From the listing below, extract every line in which the word "value" appears.

>>

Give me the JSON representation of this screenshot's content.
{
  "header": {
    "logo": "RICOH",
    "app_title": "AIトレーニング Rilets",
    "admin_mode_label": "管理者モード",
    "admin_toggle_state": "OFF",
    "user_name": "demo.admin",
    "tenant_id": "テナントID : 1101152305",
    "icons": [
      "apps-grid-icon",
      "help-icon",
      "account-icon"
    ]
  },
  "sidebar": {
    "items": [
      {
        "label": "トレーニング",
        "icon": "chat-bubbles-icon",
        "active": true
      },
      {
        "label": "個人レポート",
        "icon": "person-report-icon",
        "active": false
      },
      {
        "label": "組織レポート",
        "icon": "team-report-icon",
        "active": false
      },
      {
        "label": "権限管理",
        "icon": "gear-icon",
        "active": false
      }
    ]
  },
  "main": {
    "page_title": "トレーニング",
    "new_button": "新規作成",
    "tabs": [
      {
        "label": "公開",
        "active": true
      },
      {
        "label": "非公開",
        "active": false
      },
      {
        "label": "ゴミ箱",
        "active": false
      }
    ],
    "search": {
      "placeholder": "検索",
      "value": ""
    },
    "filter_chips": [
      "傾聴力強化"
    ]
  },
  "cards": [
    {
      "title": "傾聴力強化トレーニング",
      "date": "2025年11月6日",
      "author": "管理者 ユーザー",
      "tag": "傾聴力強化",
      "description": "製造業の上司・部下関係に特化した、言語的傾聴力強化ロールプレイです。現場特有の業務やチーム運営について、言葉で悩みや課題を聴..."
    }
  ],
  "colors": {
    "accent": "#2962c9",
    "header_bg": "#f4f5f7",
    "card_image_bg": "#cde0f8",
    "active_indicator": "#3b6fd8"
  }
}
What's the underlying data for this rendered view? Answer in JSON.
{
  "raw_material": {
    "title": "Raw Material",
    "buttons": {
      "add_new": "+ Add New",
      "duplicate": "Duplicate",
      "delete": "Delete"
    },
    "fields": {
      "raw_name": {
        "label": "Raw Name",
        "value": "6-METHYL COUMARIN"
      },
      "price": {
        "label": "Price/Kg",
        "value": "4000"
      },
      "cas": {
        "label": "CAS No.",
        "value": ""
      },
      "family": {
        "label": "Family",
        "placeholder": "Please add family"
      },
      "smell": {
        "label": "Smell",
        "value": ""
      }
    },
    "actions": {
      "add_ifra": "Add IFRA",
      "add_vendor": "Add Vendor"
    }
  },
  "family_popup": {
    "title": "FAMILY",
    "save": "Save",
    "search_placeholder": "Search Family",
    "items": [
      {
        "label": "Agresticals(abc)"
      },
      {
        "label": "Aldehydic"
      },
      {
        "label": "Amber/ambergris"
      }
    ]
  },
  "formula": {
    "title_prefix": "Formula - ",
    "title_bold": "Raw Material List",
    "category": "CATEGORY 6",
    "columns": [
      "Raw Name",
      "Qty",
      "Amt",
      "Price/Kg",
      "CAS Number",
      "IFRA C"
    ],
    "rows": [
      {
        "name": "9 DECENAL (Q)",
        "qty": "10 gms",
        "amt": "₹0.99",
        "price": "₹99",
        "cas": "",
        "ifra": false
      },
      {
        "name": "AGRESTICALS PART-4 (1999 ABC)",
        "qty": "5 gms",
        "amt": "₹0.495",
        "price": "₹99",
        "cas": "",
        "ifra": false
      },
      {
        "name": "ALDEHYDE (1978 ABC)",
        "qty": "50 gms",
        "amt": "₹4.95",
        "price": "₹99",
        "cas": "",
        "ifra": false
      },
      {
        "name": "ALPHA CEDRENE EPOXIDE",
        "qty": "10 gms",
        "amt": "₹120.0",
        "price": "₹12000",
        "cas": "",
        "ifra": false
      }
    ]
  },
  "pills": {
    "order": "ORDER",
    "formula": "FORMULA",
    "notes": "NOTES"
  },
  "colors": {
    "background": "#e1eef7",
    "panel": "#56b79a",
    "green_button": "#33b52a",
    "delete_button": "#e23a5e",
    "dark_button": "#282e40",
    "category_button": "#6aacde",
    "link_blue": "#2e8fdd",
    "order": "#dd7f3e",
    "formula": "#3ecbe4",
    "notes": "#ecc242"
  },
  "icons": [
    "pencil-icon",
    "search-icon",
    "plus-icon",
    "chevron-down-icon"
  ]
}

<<

Result of the exercise
      "value": ""
        "value": "6-METHYL COUMARIN"
        "value": "4000"
        "value": ""
        "value": ""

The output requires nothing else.